(Items listed in a dataset)
Start of Block

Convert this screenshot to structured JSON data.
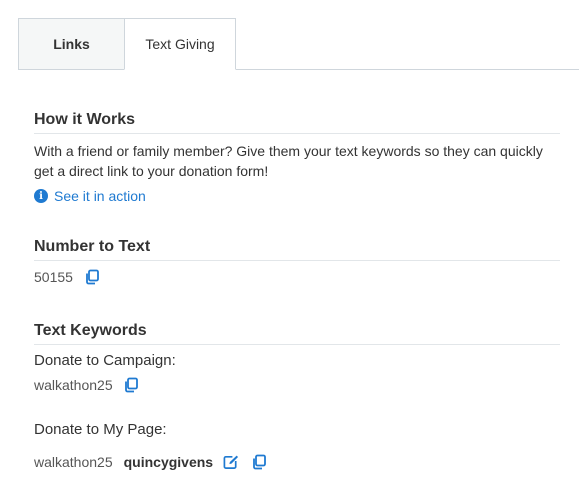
{
  "tabs": [
    {
      "label": "Links",
      "active": false
    },
    {
      "label": "Text Giving",
      "active": true
    }
  ],
  "how_it_works": {
    "title": "How it Works",
    "description": "With a friend or family member? Give them your text keywords so they can quickly get a direct link to your donation form!",
    "link_label": "See it in action",
    "link_icon": "info-icon"
  },
  "number_to_text": {
    "title": "Number to Text",
    "number": "50155",
    "copy_icon": "copy-icon"
  },
  "text_keywords": {
    "title": "Text Keywords",
    "campaign_label": "Donate to Campaign:",
    "campaign_keyword": "walkathon25",
    "my_page_label": "Donate to My Page:",
    "my_page_keyword_prefix": "walkathon25",
    "my_page_keyword_suffix": "quincygivens",
    "edit_icon": "edit-icon",
    "copy_icon": "copy-icon"
  },
  "colors": {
    "accent": "#1f7ad1",
    "border": "#cfd6dc",
    "inactive_tab_bg": "#f5f7f7"
  }
}
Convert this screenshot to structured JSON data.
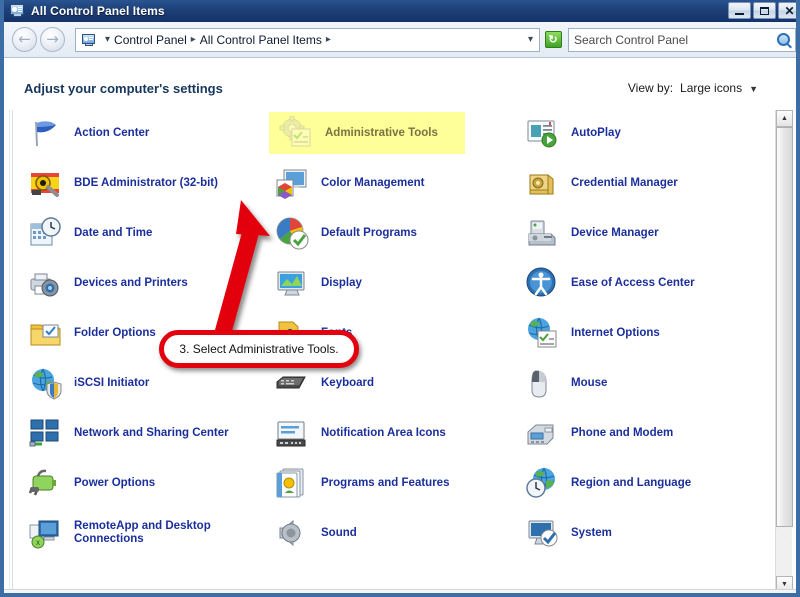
{
  "window": {
    "title": "All Control Panel Items",
    "title_icon": "control-panel-icon",
    "minimize_label": "–",
    "maximize_label": "□",
    "close_label": "✕"
  },
  "addressbar": {
    "back_glyph": "←",
    "forward_glyph": "→",
    "separator": "▸",
    "crumbs": [
      "Control Panel",
      "All Control Panel Items"
    ],
    "dropdown_caret": "▾",
    "refresh_glyph": "↻",
    "search": {
      "placeholder": "Search Control Panel",
      "value": ""
    }
  },
  "header": {
    "heading": "Adjust your computer's settings",
    "view_by_label": "View by:",
    "view_by_value": "Large icons",
    "view_by_caret": "▼"
  },
  "items": {
    "column1": [
      {
        "label": "Action Center",
        "icon": "flag-icon",
        "highlighted": false
      },
      {
        "label": "BDE Administrator (32-bit)",
        "icon": "bde-admin-icon",
        "highlighted": false
      },
      {
        "label": "Date and Time",
        "icon": "calendar-clock-icon",
        "highlighted": false
      },
      {
        "label": "Devices and Printers",
        "icon": "printer-camera-icon",
        "highlighted": false
      },
      {
        "label": "Folder Options",
        "icon": "folder-icon",
        "highlighted": false
      },
      {
        "label": "iSCSI Initiator",
        "icon": "globe-shield-icon",
        "highlighted": false
      },
      {
        "label": "Network and Sharing Center",
        "icon": "network-icon",
        "highlighted": false
      },
      {
        "label": "Power Options",
        "icon": "battery-plug-icon",
        "highlighted": false
      },
      {
        "label": "RemoteApp and Desktop Connections",
        "icon": "remoteapp-icon",
        "highlighted": false
      }
    ],
    "column2": [
      {
        "label": "Administrative Tools",
        "icon": "admin-tools-icon",
        "highlighted": true
      },
      {
        "label": "Color Management",
        "icon": "color-management-icon",
        "highlighted": false
      },
      {
        "label": "Default Programs",
        "icon": "default-programs-icon",
        "highlighted": false
      },
      {
        "label": "Display",
        "icon": "display-icon",
        "highlighted": false
      },
      {
        "label": "Fonts",
        "icon": "fonts-icon",
        "highlighted": false
      },
      {
        "label": "Keyboard",
        "icon": "keyboard-icon",
        "highlighted": false
      },
      {
        "label": "Notification Area Icons",
        "icon": "notification-area-icon",
        "highlighted": false
      },
      {
        "label": "Programs and Features",
        "icon": "programs-features-icon",
        "highlighted": false
      },
      {
        "label": "Sound",
        "icon": "speaker-icon",
        "highlighted": false
      }
    ],
    "column3": [
      {
        "label": "AutoPlay",
        "icon": "autoplay-icon",
        "highlighted": false
      },
      {
        "label": "Credential Manager",
        "icon": "credential-manager-icon",
        "highlighted": false
      },
      {
        "label": "Device Manager",
        "icon": "device-manager-icon",
        "highlighted": false
      },
      {
        "label": "Ease of Access Center",
        "icon": "ease-of-access-icon",
        "highlighted": false
      },
      {
        "label": "Internet Options",
        "icon": "internet-options-icon",
        "highlighted": false
      },
      {
        "label": "Mouse",
        "icon": "mouse-icon",
        "highlighted": false
      },
      {
        "label": "Phone and Modem",
        "icon": "phone-modem-icon",
        "highlighted": false
      },
      {
        "label": "Region and Language",
        "icon": "region-language-icon",
        "highlighted": false
      },
      {
        "label": "System",
        "icon": "system-icon",
        "highlighted": false
      }
    ]
  },
  "annotation": {
    "callout_text": "3. Select Administrative Tools.",
    "arrow": "red-arrow-up-right",
    "color": "#e3000f"
  },
  "scrollbar": {
    "up_glyph": "▲",
    "down_glyph": "▼"
  },
  "colors": {
    "titlebar": "#1d3f77",
    "label": "#1b2f9c",
    "heading": "#17365d",
    "highlight": "#ffff99",
    "annotation": "#e3000f",
    "window_frame": "#3c6ea5"
  }
}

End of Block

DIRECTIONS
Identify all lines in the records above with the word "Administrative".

OUTPUT
        "label": "Administrative Tools",
    "callout_text": "3. Select Administrative Tools.",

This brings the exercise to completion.